Unfortunately, many high achieving students from low- and middle-income families can’t manage the funds necessary to apply for overseas university admission and student visa. They give up on their dreams of studying abroad.

The number of Indian nationals currently studying in overseas universities is quite noticeable. In 2012, nearly 200,000 Indian students were enrolled in overseas institutes, particularly, in the USA, the UK, Australia, Canada, New Zealand, China and Germany. The majority of them are postgraduate students. 1

India introduced student loan (education loan) scheme in 2001-02 to support the tuition costs that can range from Rs 5,000 per year in a government-run college to Rs 100,000 per year in the Indian Institute of Technology (IIT) Bombay and up to Rs 600,000 per year in a private medical institute. Public sector banks accounted for over 90% of the total loans in 2012. 2

The number of student loan accounts jumped from 250,000 in 2003 to nearly 2,500,000 in 2012

terms of personal loans

The student loans in India don’t just apply to local students.
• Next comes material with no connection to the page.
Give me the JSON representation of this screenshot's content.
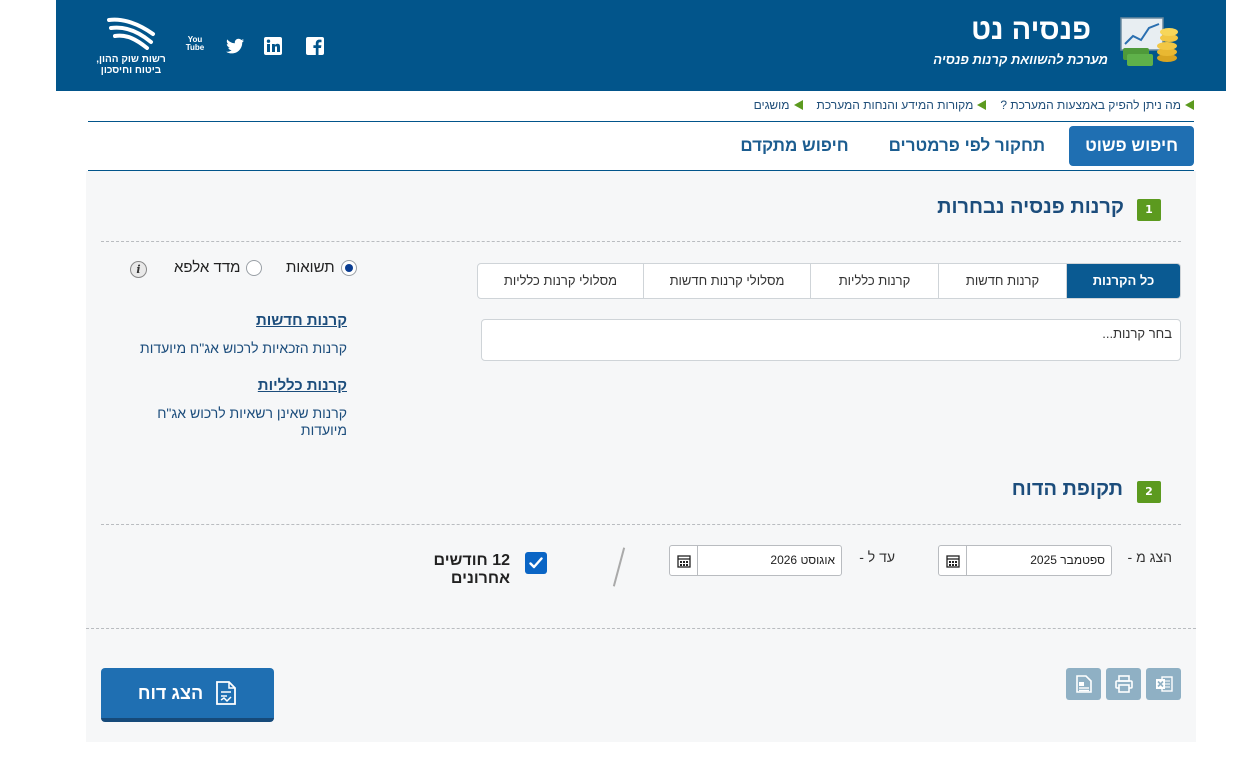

According to a recent survey by the WES (World Education Services), half of all Indian students pursuing overseas education were supported by student loans received from Indian banks. 1 This explains why so many Indian students are able to study in overseas universities. Many Indian banks offer student loans up to Rs 3,000,000 for overseas education which is sufficient to cover the tuition and part living costs.

The total loan amount from public and private banks jumped from Rs 3,000 crore in 2003 to over Rs 48,000 crore in 2012

Overseas education by Bangladeshi students is also a booming sector. According to the US Embassy, between the one year period of , Bangladeshi students in the US rose 15.5% to 3,828. 3 While the number looks promising, it is not as great when compared to the 2012 figure of nearly 100,000 Indian higher education students enrolled in the US. 1 The overseas student ratio of 1:30 between Bangladeshi and Indian students in 2012 was four times smaller than the population ratio of around 1:8 between them.

The government of Bangladesh and, more specifically, the banking sector of Bangladesh should introduce student loan scheme, similar to that in India, for students wishing to study abroad. Investing in high achieving students studying abroad could yield high return for the banking sector in Bangladesh if the banks are able to recognise it. Offering student loans to high achieving students will help them fulfil their dreams of studying or undertaking research in online payday loans Michigan the prestigious and highly ranked US, UK, Australian or other European universities. Even the non-high achievers can find and study technical degrees in overseas colleges in areas such as IT, engineering, digital media, design, performing arts, commerce, and build a technical career or become entrepreneurs in Bangladesh or abroad. By helping Bangladeshi students with financial assistance for overseas education, the public and private banks can also help build a highly skilled workforce that could contribute in the growth of foreign remittance as well as in the development of technology, manufacturing, health, policy, IT and other important sectors.